The force area is the largest in England, covering more than 4,000 square miles with 13,600 miles of road, the most in the country, 85% of which are rural. It also has more coastline than any other force.

During the debate, Mr Double said that the increase in officer numbers funded by the national uplift was welcome but further recruitment should be used to ensure residents of the force area were adequately policed.

“If we are truly to deliver on the Government’s levelling-up agenda across the board, we need rural areas such as Devon and Cornwall to get a better share of new police officers in future,” he said.

“An allocation model based on population, for instance, would provide a truer reflection of the universal service demands placed on policing, given that the vast majority of all emergency calls do not in fact result in a recorded crime, particularly if such calculations include the increase we face through tourism.”

Mr Double also spoke about the funding formula for policing and urged the Government to review how it allocates funding to rural forces.

“I would again draw the minister’s attention to the fact that funding for Devon and Cornwall Police is 9p per day less than the England and Wales average, and that when we factor in the adjustment to the population for tourist numbers, it is 13p per day,” he said.

“That situation needs to be addressed, so I seek confirmation from the minister that any future review of police funding will factor in these different elements and ensure that police funding better reflects the position on the ground and the challenges that the police force actually faces.”

Mr Malthouse paid tribute to the work of the force in dealing with the problems posed by an influx of visitors and the coronavirus epidemic and confirmed the intention to announce the next round of allocations from the national uplift programme later this month. He also gave personal thanks to Devon and Cornwall’s Deputy Chief Constable Paul Netherton for his national leadership in co-ordinating local responses to the pandemic through the network of Local Resilience Forums.
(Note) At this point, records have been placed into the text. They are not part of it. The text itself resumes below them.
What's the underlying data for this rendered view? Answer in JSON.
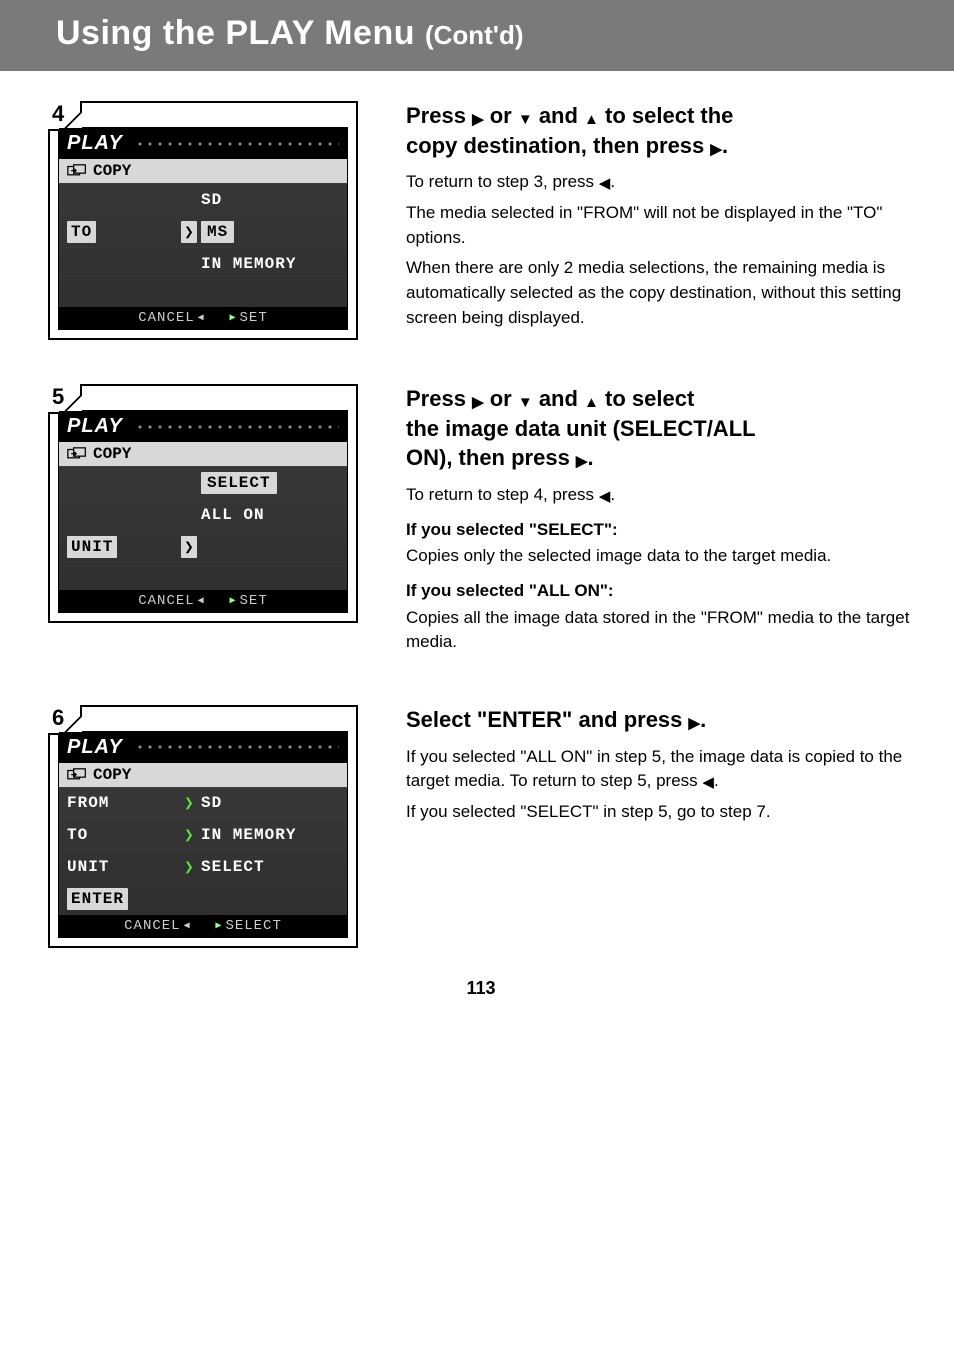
{
  "title": {
    "main": "Using the PLAY Menu ",
    "sub": "(Cont'd)"
  },
  "glyphs": {
    "right": "▶",
    "left": "◀",
    "down": "▼",
    "up": "▲",
    "chev": "❯"
  },
  "lcd_common": {
    "play": "PLAY",
    "copy": "COPY",
    "cancel": "CANCEL",
    "set": "SET",
    "select_footer": "SELECT"
  },
  "step4": {
    "num": "4",
    "rows": {
      "r1_value": "SD",
      "r2_label": "TO",
      "r2_value": "MS",
      "r3_value": "IN MEMORY"
    },
    "head": [
      "Press ",
      " or ",
      " and ",
      " to select the",
      "copy destination, then press ",
      "."
    ],
    "body": [
      "To return to step 3, press ",
      ".",
      "The media selected in \"FROM\" will not be displayed in the \"TO\" options.",
      "When there are only 2 media selections, the remaining media is automatically selected as the copy destination, without this setting screen being displayed."
    ]
  },
  "step5": {
    "num": "5",
    "rows": {
      "r1_value": "SELECT",
      "r2_value": "ALL ON",
      "r3_label": "UNIT"
    },
    "head": [
      "Press ",
      " or ",
      " and ",
      " to select",
      "the image data unit (SELECT/ALL",
      " ON), then press ",
      "."
    ],
    "body": [
      "To return to step 4, press ",
      "."
    ],
    "optA": {
      "title": "If you selected \"SELECT\":",
      "text": "Copies only the selected image data to the target media."
    },
    "optB": {
      "title": "If you selected \"ALL ON\":",
      "text": "Copies all the image data stored in the \"FROM\" media to the target media."
    }
  },
  "step6": {
    "num": "6",
    "rows": {
      "from_l": "FROM",
      "from_v": "SD",
      "to_l": "TO",
      "to_v": "IN MEMORY",
      "unit_l": "UNIT",
      "unit_v": "SELECT",
      "enter": "ENTER"
    },
    "head": [
      "Select \"ENTER\" and press ",
      "."
    ],
    "body": [
      "If you selected \"ALL ON\" in step 5, the image data is copied to the target media. To return to step 5, press ",
      ".",
      "If you selected \"SELECT\" in step 5, go to step 7."
    ]
  },
  "page_number": "113"
}
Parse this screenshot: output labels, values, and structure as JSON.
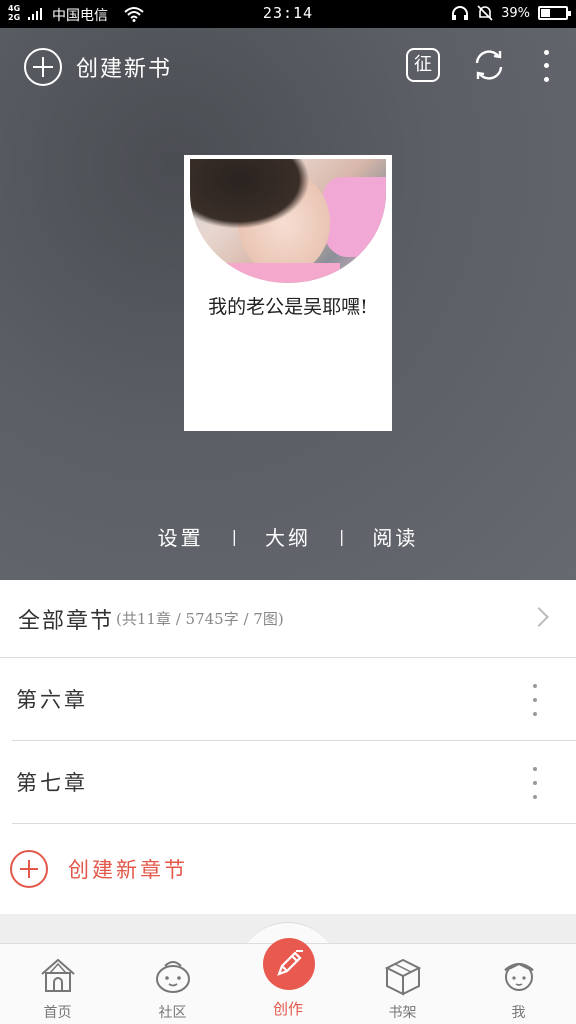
{
  "status_bar": {
    "network_type": "4G/2G",
    "carrier": "中国电信",
    "time": "23:14",
    "battery_percent": "39%",
    "battery_level": 0.39
  },
  "header": {
    "create_book_label": "创建新书",
    "zheng_label": "征"
  },
  "book": {
    "title": "我的老公是吴耶嘿!",
    "actions": [
      "设置",
      "大纲",
      "阅读"
    ],
    "separator": "|"
  },
  "chapters": {
    "all_label": "全部章节",
    "all_meta": "(共11章 / 5745字 / 7图)",
    "items": [
      {
        "title": "第六章"
      },
      {
        "title": "第七章"
      }
    ],
    "new_chapter_label": "创建新章节"
  },
  "bottom_nav": {
    "items": [
      {
        "label": "首页",
        "icon": "house-icon"
      },
      {
        "label": "社区",
        "icon": "community-face-icon"
      },
      {
        "label": "创作",
        "icon": "pencil-icon",
        "active": true
      },
      {
        "label": "书架",
        "icon": "box-icon"
      },
      {
        "label": "我",
        "icon": "profile-icon"
      }
    ]
  },
  "colors": {
    "accent": "#e3584b",
    "hero_bg": "#5b5f65"
  }
}
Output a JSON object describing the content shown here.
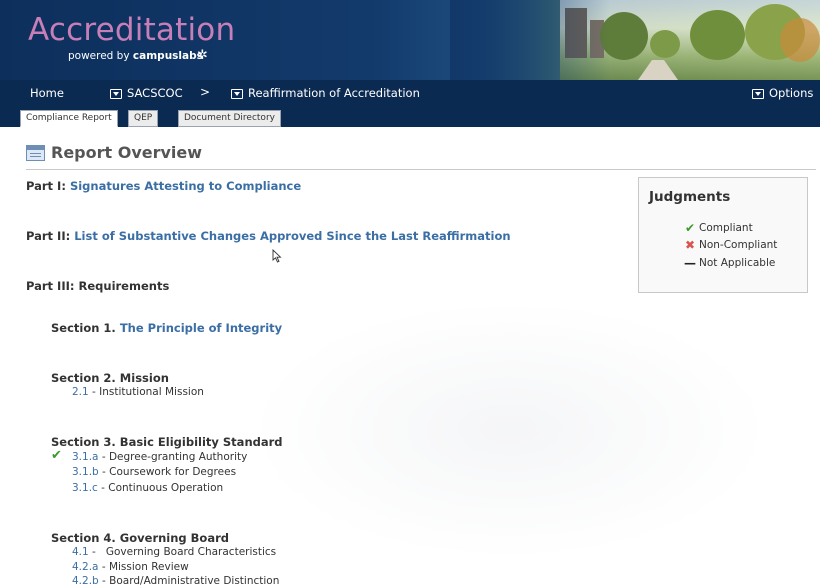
{
  "header": {
    "logo_title": "Accreditation",
    "logo_powered": "powered by",
    "logo_brand": "campuslabs",
    "logo_mark": "✲"
  },
  "nav": {
    "home": "Home",
    "dd1": "SACSCOC",
    "separator": ">",
    "dd2": "Reaffirmation of Accreditation",
    "options": "Options"
  },
  "tabs": [
    "Compliance Report",
    "QEP",
    "Document Directory"
  ],
  "overview": {
    "title": "Report Overview"
  },
  "parts": {
    "p1_label": "Part I:",
    "p1_link": "Signatures Attesting to Compliance",
    "p2_label": "Part II:",
    "p2_link": "List of Substantive Changes Approved Since the Last Reaffirmation",
    "p3_label": "Part III: Requirements"
  },
  "sections": {
    "s1_label": "Section 1.",
    "s1_link": "The Principle of Integrity",
    "s2": "Section 2. Mission",
    "s2_items": [
      {
        "code": "2.1",
        "text": " - Institutional Mission"
      }
    ],
    "s3": "Section 3. Basic Eligibility Standard",
    "s3_items": [
      {
        "code": "3.1.a",
        "text": " - Degree-granting Authority"
      },
      {
        "code": "3.1.b",
        "text": " - Coursework for Degrees"
      },
      {
        "code": "3.1.c",
        "text": " - Continuous Operation"
      }
    ],
    "s4": "Section 4. Governing Board",
    "s4_items": [
      {
        "code": "4.1",
        "text": " -   Governing Board Characteristics"
      },
      {
        "code": "4.2.a",
        "text": " - Mission Review"
      },
      {
        "code": "4.2.b",
        "text": " - Board/Administrative Distinction"
      }
    ]
  },
  "judgments": {
    "title": "Judgments",
    "compliant": "Compliant",
    "noncompliant": "Non-Compliant",
    "na": "Not Applicable"
  },
  "icons": {
    "compliant": "check-icon",
    "noncompliant": "x-icon",
    "na": "dash-icon"
  },
  "colors": {
    "nav_bg": "#0b2a52",
    "link": "#3a6ea5",
    "logo": "#c77fb8",
    "compliant": "#3a9a2a",
    "noncompliant": "#d9534f"
  }
}
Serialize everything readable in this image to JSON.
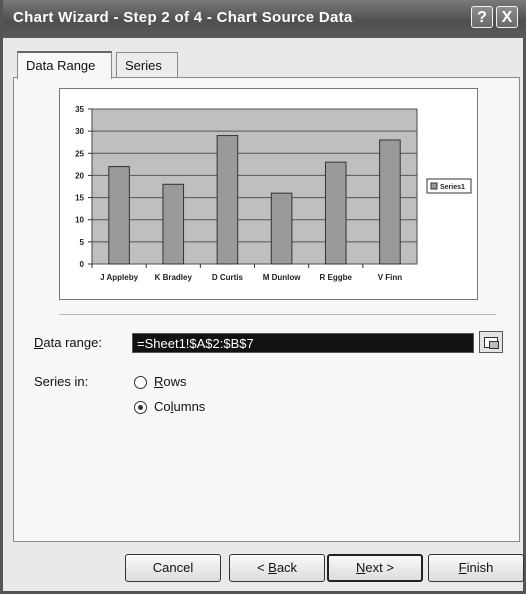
{
  "window": {
    "title": "Chart Wizard - Step 2 of 4 - Chart Source Data",
    "help_label": "?",
    "close_label": "X"
  },
  "tabs": [
    {
      "label": "Data Range",
      "active": true
    },
    {
      "label": "Series",
      "active": false
    }
  ],
  "form": {
    "data_range_label_pre": "D",
    "data_range_label_post": "ata range:",
    "data_range_value": "=Sheet1!$A$2:$B$7",
    "series_in_label": "Series in:",
    "option_rows_pre": "R",
    "option_rows_post": "ows",
    "option_columns_pre": "Co",
    "option_columns_mid": "l",
    "option_columns_post": "umns",
    "selected": "Columns"
  },
  "buttons": {
    "cancel": "Cancel",
    "back_pre": "< ",
    "back_u": "B",
    "back_post": "ack",
    "next_u": "N",
    "next_post": "ext >",
    "finish_u": "F",
    "finish_post": "inish"
  },
  "chart_data": {
    "type": "bar",
    "categories": [
      "J Appleby",
      "K Bradley",
      "D Curtis",
      "M Dunlow",
      "R Eggbe",
      "V Finn"
    ],
    "series": [
      {
        "name": "Series1",
        "values": [
          22,
          18,
          29,
          16,
          23,
          28
        ]
      }
    ],
    "ylim": [
      0,
      35
    ],
    "yticks": [
      0,
      5,
      10,
      15,
      20,
      25,
      30,
      35
    ],
    "grid": true,
    "legend": "right",
    "colors": {
      "plot_bg": "#bfbfbf",
      "bar": "#9a9a9a",
      "grid": "#555555"
    }
  }
}
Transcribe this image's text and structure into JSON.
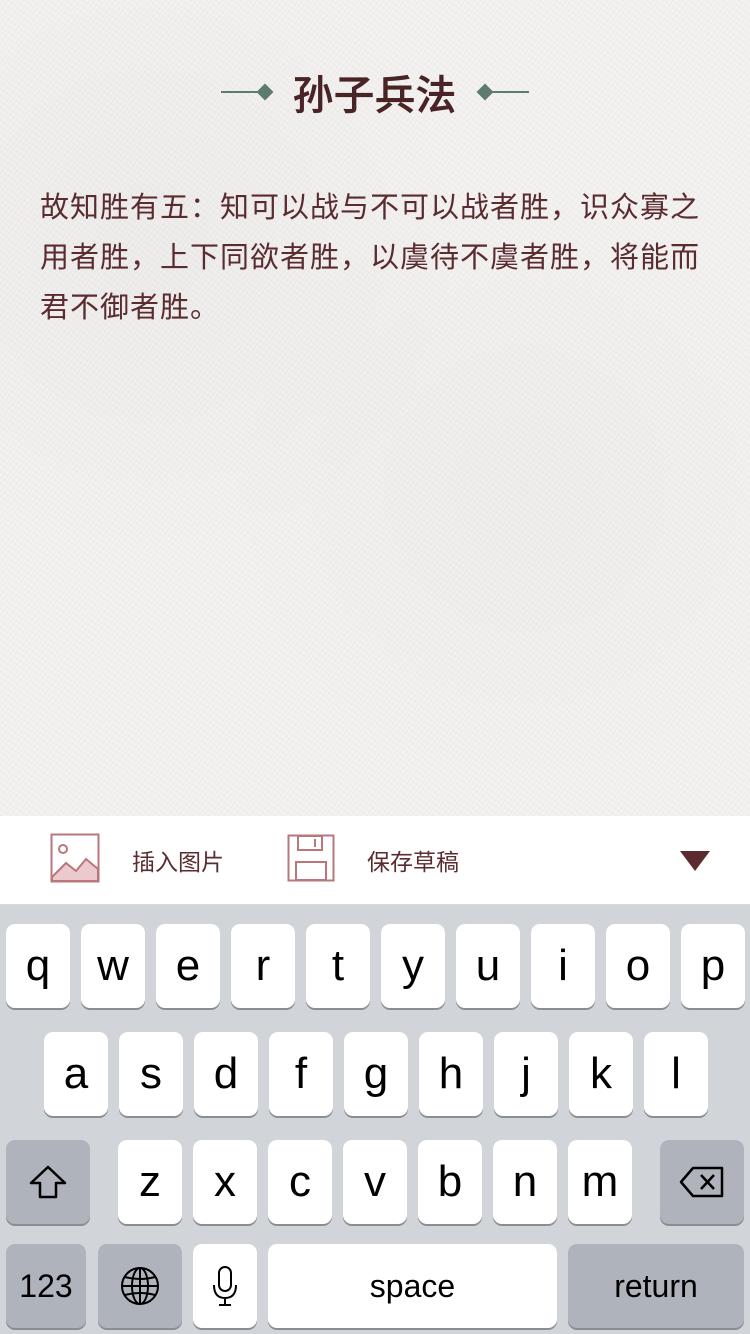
{
  "header": {
    "title": "孙子兵法"
  },
  "content": {
    "text": "故知胜有五：知可以战与不可以战者胜，识众寡之用者胜，上下同欲者胜，以虞待不虞者胜，将能而君不御者胜。"
  },
  "toolbar": {
    "insert_image_label": "插入图片",
    "save_draft_label": "保存草稿",
    "insert_icon": "image-icon",
    "save_icon": "floppy-disk-icon",
    "collapse_icon": "collapse-triangle-icon"
  },
  "keyboard": {
    "row1": [
      "q",
      "w",
      "e",
      "r",
      "t",
      "y",
      "u",
      "i",
      "o",
      "p"
    ],
    "row2": [
      "a",
      "s",
      "d",
      "f",
      "g",
      "h",
      "j",
      "k",
      "l"
    ],
    "row3": [
      "z",
      "x",
      "c",
      "v",
      "b",
      "n",
      "m"
    ],
    "shift_icon": "shift-icon",
    "delete_icon": "backspace-icon",
    "numbers_label": "123",
    "globe_icon": "globe-icon",
    "mic_icon": "microphone-icon",
    "space_label": "space",
    "return_label": "return"
  },
  "colors": {
    "accent_green": "#5e7c6e",
    "text_maroon": "#5a2b2f",
    "keyboard_bg": "#d1d4d9"
  }
}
The Police and Crime Commissioner’s Councillor Advocate scheme, which connects local authority members to their neighbourhood policing teams and which has around 170 members across Devon and Cornwall, was singled out for praise during the debate by Totnes MP Anthony Mangnall.